Records provided START
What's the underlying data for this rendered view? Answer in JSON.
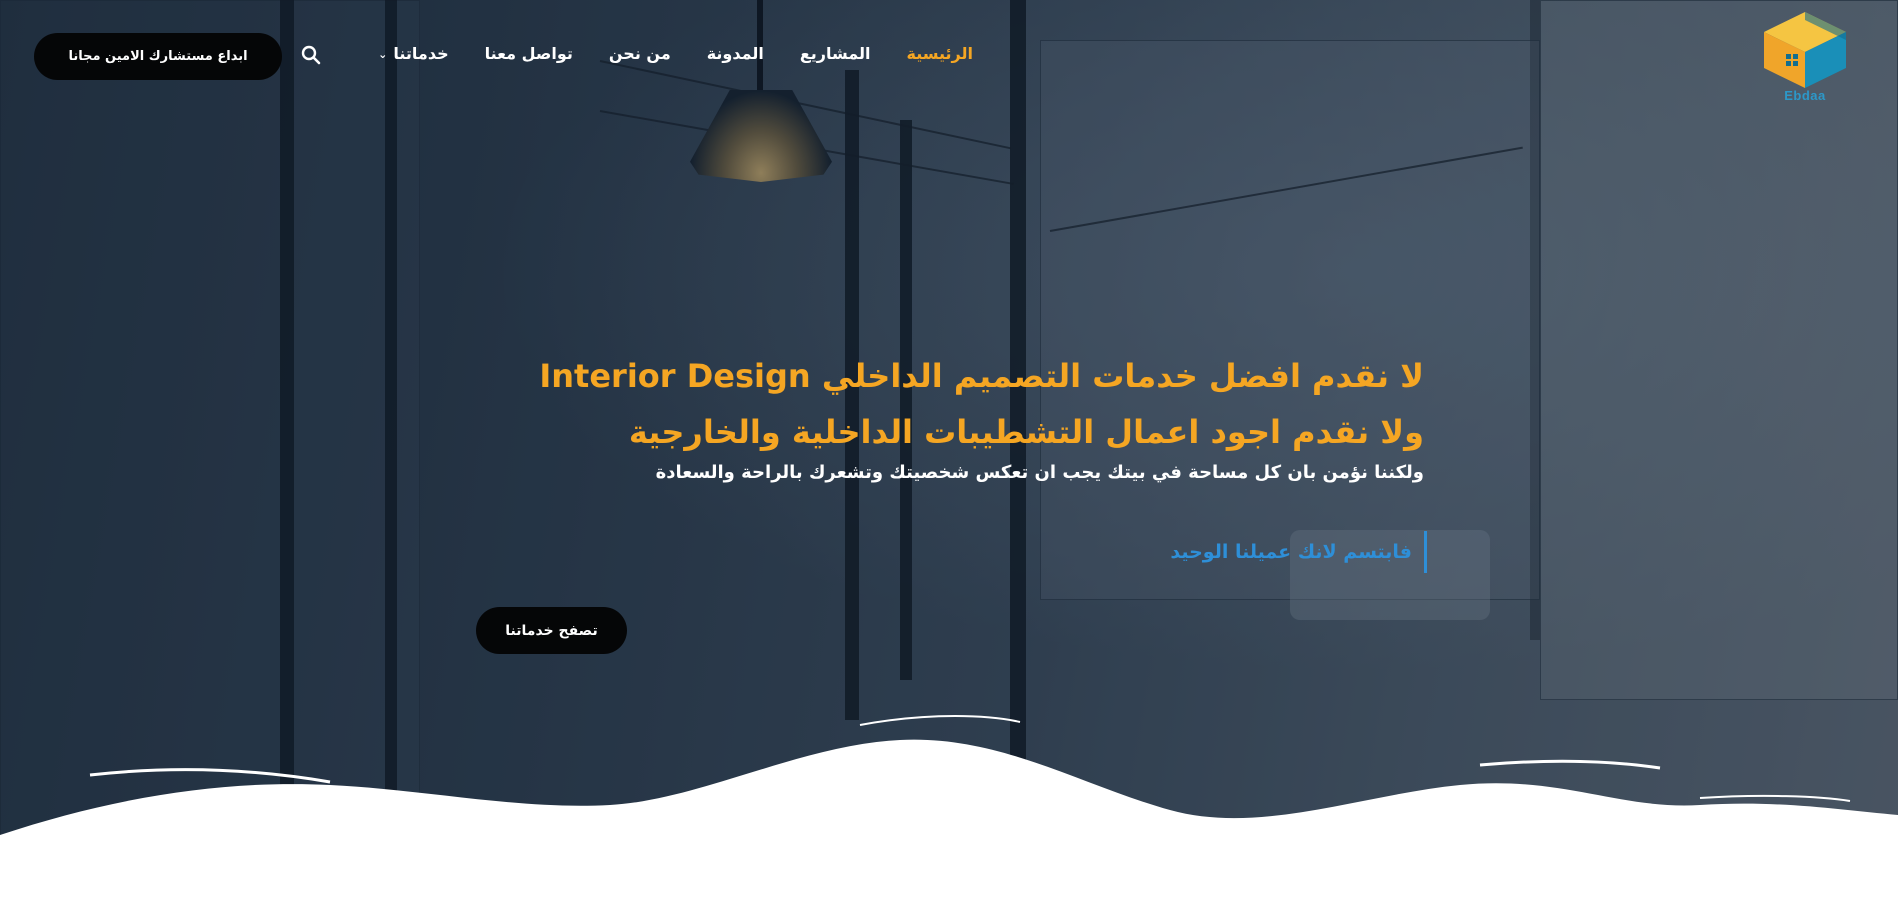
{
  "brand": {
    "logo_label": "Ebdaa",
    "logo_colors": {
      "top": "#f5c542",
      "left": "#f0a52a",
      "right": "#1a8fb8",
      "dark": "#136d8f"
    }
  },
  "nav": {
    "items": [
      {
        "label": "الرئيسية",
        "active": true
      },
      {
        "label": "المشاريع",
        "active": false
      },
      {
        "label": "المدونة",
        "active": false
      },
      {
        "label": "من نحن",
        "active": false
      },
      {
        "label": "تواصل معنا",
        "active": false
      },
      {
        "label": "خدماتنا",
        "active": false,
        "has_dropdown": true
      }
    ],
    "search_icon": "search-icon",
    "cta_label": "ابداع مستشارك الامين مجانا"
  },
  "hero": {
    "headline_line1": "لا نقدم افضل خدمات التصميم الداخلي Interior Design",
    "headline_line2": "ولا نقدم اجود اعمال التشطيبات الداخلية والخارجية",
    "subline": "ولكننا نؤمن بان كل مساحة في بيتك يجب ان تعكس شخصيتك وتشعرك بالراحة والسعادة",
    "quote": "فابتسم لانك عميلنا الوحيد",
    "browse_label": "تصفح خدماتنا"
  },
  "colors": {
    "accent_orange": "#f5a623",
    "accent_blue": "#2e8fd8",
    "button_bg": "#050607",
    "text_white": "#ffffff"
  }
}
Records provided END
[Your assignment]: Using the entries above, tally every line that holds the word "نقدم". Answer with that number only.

[Written answer]: 2